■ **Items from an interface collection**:
*****

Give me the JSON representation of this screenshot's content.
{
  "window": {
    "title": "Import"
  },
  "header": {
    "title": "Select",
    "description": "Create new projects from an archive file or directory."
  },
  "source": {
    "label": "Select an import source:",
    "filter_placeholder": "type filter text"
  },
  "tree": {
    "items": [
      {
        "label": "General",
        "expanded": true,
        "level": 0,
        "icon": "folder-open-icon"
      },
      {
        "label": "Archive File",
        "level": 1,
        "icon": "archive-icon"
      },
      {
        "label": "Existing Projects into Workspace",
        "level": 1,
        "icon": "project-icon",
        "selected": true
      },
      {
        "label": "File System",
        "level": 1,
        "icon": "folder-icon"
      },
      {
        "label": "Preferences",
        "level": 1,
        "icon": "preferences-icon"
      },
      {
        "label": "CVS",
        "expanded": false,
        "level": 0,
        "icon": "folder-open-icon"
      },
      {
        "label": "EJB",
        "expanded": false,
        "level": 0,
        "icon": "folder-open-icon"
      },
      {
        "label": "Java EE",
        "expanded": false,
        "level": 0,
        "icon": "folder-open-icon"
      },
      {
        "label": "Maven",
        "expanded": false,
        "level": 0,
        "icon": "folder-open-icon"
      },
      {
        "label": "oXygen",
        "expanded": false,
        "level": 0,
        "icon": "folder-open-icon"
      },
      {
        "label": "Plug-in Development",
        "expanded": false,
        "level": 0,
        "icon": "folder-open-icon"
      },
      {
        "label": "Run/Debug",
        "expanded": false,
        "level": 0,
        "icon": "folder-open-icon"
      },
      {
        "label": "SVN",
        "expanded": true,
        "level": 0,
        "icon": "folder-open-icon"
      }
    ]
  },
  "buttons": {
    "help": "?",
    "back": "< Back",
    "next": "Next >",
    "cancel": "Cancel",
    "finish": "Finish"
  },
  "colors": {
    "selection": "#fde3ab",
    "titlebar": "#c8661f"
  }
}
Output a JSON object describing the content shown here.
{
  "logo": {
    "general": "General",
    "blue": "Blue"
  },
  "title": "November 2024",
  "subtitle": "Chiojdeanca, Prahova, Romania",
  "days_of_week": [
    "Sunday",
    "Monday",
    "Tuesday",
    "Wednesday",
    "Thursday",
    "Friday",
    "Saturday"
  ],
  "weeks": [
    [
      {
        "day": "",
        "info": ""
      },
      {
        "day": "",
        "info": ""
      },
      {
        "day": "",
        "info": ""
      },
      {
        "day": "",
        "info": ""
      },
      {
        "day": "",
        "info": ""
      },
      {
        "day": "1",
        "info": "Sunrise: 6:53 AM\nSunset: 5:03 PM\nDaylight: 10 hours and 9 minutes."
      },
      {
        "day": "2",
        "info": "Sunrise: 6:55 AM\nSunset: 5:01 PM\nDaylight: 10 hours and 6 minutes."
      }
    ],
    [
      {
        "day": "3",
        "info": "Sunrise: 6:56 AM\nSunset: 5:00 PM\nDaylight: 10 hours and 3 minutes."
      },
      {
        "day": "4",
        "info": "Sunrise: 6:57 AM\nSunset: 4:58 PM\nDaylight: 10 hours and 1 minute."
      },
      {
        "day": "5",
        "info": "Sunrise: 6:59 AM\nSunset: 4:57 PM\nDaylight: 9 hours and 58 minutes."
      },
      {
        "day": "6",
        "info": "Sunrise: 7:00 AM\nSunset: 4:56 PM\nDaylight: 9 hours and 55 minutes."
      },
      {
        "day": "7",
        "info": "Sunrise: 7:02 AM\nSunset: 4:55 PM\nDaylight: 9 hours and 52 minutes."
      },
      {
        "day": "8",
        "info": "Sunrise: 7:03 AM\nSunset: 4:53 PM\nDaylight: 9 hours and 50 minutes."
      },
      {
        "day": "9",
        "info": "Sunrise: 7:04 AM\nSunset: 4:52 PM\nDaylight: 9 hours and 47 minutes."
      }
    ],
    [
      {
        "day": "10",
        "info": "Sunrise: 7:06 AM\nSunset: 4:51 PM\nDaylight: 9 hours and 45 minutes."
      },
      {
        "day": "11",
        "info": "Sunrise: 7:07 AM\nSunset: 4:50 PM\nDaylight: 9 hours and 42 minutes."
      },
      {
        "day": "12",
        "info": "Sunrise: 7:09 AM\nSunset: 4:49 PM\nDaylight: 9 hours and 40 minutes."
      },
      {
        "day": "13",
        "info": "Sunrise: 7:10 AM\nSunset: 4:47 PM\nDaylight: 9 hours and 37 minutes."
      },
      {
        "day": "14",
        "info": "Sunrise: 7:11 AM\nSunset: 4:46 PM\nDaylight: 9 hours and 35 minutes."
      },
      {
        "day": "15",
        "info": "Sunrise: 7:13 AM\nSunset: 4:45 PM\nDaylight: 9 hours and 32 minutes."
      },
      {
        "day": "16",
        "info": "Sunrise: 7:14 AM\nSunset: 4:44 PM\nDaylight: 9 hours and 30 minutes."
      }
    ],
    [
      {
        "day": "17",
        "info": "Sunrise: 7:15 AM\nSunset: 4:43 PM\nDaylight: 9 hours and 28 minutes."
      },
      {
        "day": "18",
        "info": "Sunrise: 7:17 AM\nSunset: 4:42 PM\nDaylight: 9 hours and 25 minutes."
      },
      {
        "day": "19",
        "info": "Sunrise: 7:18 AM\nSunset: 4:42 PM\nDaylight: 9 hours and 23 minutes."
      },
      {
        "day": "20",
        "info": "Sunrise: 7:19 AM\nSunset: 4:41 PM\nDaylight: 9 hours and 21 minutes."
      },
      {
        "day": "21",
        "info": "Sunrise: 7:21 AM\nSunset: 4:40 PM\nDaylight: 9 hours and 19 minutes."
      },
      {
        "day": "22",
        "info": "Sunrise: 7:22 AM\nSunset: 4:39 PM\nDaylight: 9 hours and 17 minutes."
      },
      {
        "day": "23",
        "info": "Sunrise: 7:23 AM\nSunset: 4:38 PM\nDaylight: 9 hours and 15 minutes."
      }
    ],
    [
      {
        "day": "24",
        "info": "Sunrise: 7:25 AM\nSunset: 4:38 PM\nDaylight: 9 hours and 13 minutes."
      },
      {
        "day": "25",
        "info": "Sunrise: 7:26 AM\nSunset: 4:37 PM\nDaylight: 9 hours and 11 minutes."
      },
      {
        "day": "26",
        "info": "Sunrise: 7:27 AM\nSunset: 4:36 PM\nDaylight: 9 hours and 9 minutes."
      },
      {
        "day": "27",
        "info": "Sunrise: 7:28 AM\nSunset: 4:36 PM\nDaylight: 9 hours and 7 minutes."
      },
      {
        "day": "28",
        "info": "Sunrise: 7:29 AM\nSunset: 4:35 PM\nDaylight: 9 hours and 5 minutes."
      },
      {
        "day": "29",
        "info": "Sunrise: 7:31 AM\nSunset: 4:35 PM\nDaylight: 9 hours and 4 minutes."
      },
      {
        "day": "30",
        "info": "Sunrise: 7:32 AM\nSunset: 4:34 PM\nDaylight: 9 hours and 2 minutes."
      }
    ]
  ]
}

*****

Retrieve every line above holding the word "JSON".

■ **Response for this exercise**:
Give me the JSON representation of this screenshot's content.
Output a JSON object describing the content shown here.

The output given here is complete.